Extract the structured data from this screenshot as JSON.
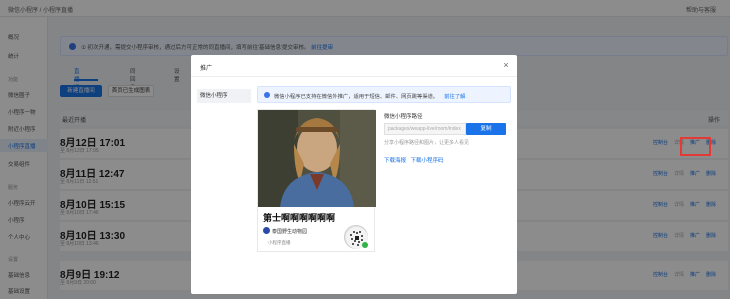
{
  "topbar": {
    "breadcrumb": "微信小程序 / 小程序直播",
    "help": "帮助与客服"
  },
  "sidebar": {
    "items": [
      {
        "label": "概况"
      },
      {
        "label": "统计"
      },
      {
        "label": "功能"
      },
      {
        "label": "微信圈子"
      },
      {
        "label": "小程序一物"
      },
      {
        "label": "附近小程序"
      },
      {
        "label": "小程序直播"
      },
      {
        "label": "交易组件"
      },
      {
        "label": "服务"
      },
      {
        "label": "小程序云开"
      },
      {
        "label": "小程序"
      },
      {
        "label": "个人中心"
      },
      {
        "label": "设置"
      },
      {
        "label": "基础信息"
      },
      {
        "label": "基础设置"
      }
    ]
  },
  "main": {
    "notice": {
      "text": "① 初次开通，需提交小程序审核，通过后方可正常的同直播间，填写前往'基础信息'提交审核。",
      "link": "前往提审"
    },
    "tabs": [
      "直播间",
      "同回看",
      "设置"
    ],
    "buttons": {
      "create": "新建直播间",
      "import": "首页已生成图表"
    },
    "table": {
      "col_title": "最近开播",
      "col_action": "操作"
    },
    "rows": [
      {
        "date": "8月12日 17:01",
        "sub": "至 8月12日 17:05",
        "actions": [
          "控制台",
          "详情",
          "推广",
          "删除"
        ]
      },
      {
        "date": "8月11日 12:47",
        "sub": "至 8月11日 12:51",
        "actions": [
          "控制台",
          "详情",
          "推广",
          "删除"
        ]
      },
      {
        "date": "8月10日 15:15",
        "sub": "至 8月10日 17:46",
        "actions": [
          "控制台",
          "详情",
          "推广",
          "删除"
        ]
      },
      {
        "date": "8月10日 13:30",
        "sub": "至 8月10日 13:46",
        "actions": [
          "控制台",
          "详情",
          "推广",
          "删除"
        ]
      },
      {
        "date": "8月9日 19:12",
        "sub": "至 8月9日 20:00",
        "actions": [
          "控制台",
          "详情",
          "推广",
          "删除"
        ]
      }
    ]
  },
  "modal": {
    "title": "推广",
    "close": "×",
    "side_item": "微信小程序",
    "notice": {
      "text": "微信小程序已支持在微信外推广，适用于短信、邮件、网页跳等渠道。",
      "link": "前往了解"
    },
    "poster": {
      "title": "第士啊啊啊啊啊啊",
      "org": "泰国野生动物园",
      "tag": "小程序直播"
    },
    "path": {
      "label": "微信小程序路径",
      "placeholder": "packages/weapp-live/room/index",
      "copy": "复制",
      "tip": "分享小程序路径和图片，让更多人看见",
      "download_poster": "下载海报",
      "download_code": "下载小程序码"
    }
  }
}
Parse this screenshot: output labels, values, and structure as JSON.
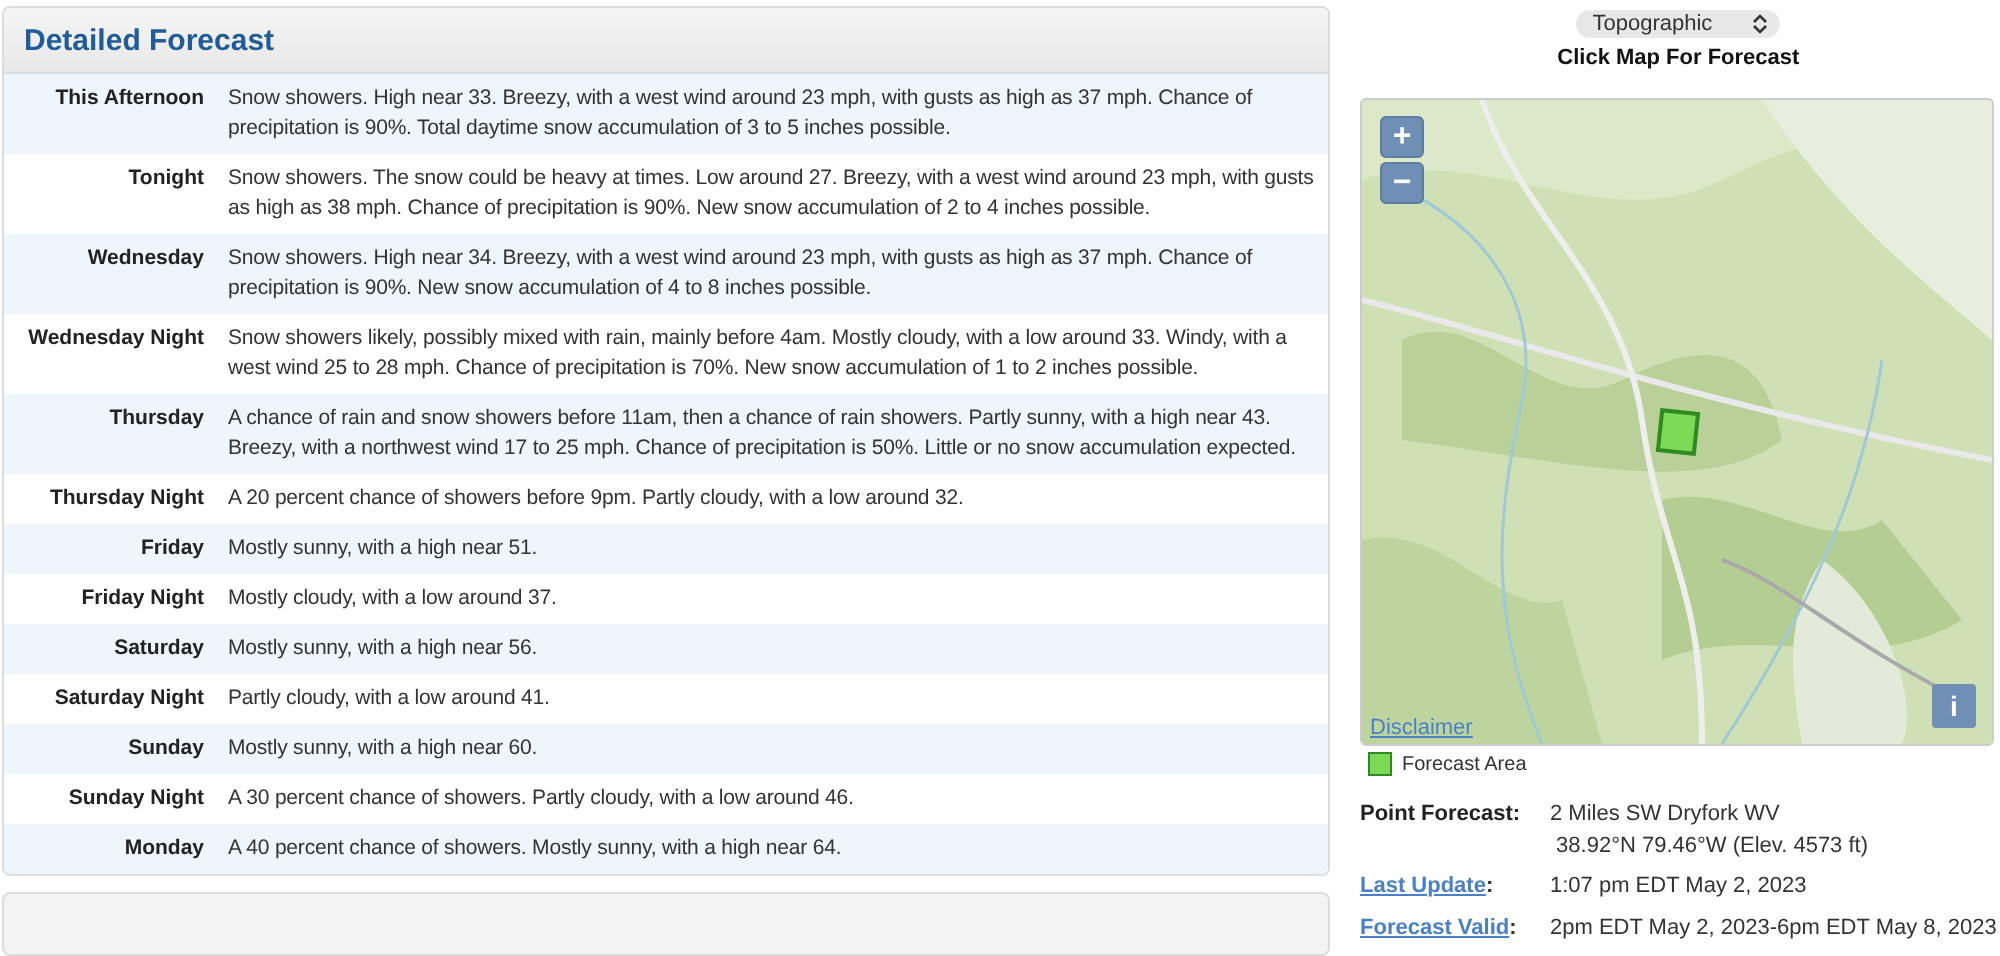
{
  "forecast": {
    "title": "Detailed Forecast",
    "periods": [
      {
        "name": "This Afternoon",
        "text": "Snow showers. High near 33. Breezy, with a west wind around 23 mph, with gusts as high as 37 mph. Chance of precipitation is 90%. Total daytime snow accumulation of 3 to 5 inches possible."
      },
      {
        "name": "Tonight",
        "text": "Snow showers. The snow could be heavy at times. Low around 27. Breezy, with a west wind around 23 mph, with gusts as high as 38 mph. Chance of precipitation is 90%. New snow accumulation of 2 to 4 inches possible."
      },
      {
        "name": "Wednesday",
        "text": "Snow showers. High near 34. Breezy, with a west wind around 23 mph, with gusts as high as 37 mph. Chance of precipitation is 90%. New snow accumulation of 4 to 8 inches possible."
      },
      {
        "name": "Wednesday Night",
        "text": "Snow showers likely, possibly mixed with rain, mainly before 4am. Mostly cloudy, with a low around 33. Windy, with a west wind 25 to 28 mph. Chance of precipitation is 70%. New snow accumulation of 1 to 2 inches possible."
      },
      {
        "name": "Thursday",
        "text": "A chance of rain and snow showers before 11am, then a chance of rain showers. Partly sunny, with a high near 43. Breezy, with a northwest wind 17 to 25 mph. Chance of precipitation is 50%. Little or no snow accumulation expected."
      },
      {
        "name": "Thursday Night",
        "text": "A 20 percent chance of showers before 9pm. Partly cloudy, with a low around 32."
      },
      {
        "name": "Friday",
        "text": "Mostly sunny, with a high near 51."
      },
      {
        "name": "Friday Night",
        "text": "Mostly cloudy, with a low around 37."
      },
      {
        "name": "Saturday",
        "text": "Mostly sunny, with a high near 56."
      },
      {
        "name": "Saturday Night",
        "text": "Partly cloudy, with a low around 41."
      },
      {
        "name": "Sunday",
        "text": "Mostly sunny, with a high near 60."
      },
      {
        "name": "Sunday Night",
        "text": "A 30 percent chance of showers. Partly cloudy, with a low around 46."
      },
      {
        "name": "Monday",
        "text": "A 40 percent chance of showers. Mostly sunny, with a high near 64."
      }
    ]
  },
  "map": {
    "layer_select": "Topographic",
    "prompt": "Click Map For Forecast",
    "zoom_in": "+",
    "zoom_out": "−",
    "info": "i",
    "disclaimer": "Disclaimer",
    "legend": "Forecast Area"
  },
  "details": [
    {
      "kind": "label",
      "label": "Point Forecast:",
      "values": [
        "2 Miles SW Dryfork WV",
        " 38.92°N 79.46°W (Elev. 4573 ft)"
      ]
    },
    {
      "kind": "link",
      "label": "Last Update",
      "suffix": ":",
      "values": [
        "1:07 pm EDT May 2, 2023"
      ]
    },
    {
      "kind": "link",
      "label": "Forecast Valid",
      "suffix": ":",
      "values": [
        "2pm EDT May 2, 2023-6pm EDT May 8, 2023"
      ]
    }
  ]
}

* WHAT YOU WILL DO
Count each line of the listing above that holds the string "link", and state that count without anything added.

* WRITTEN SOLUTION
4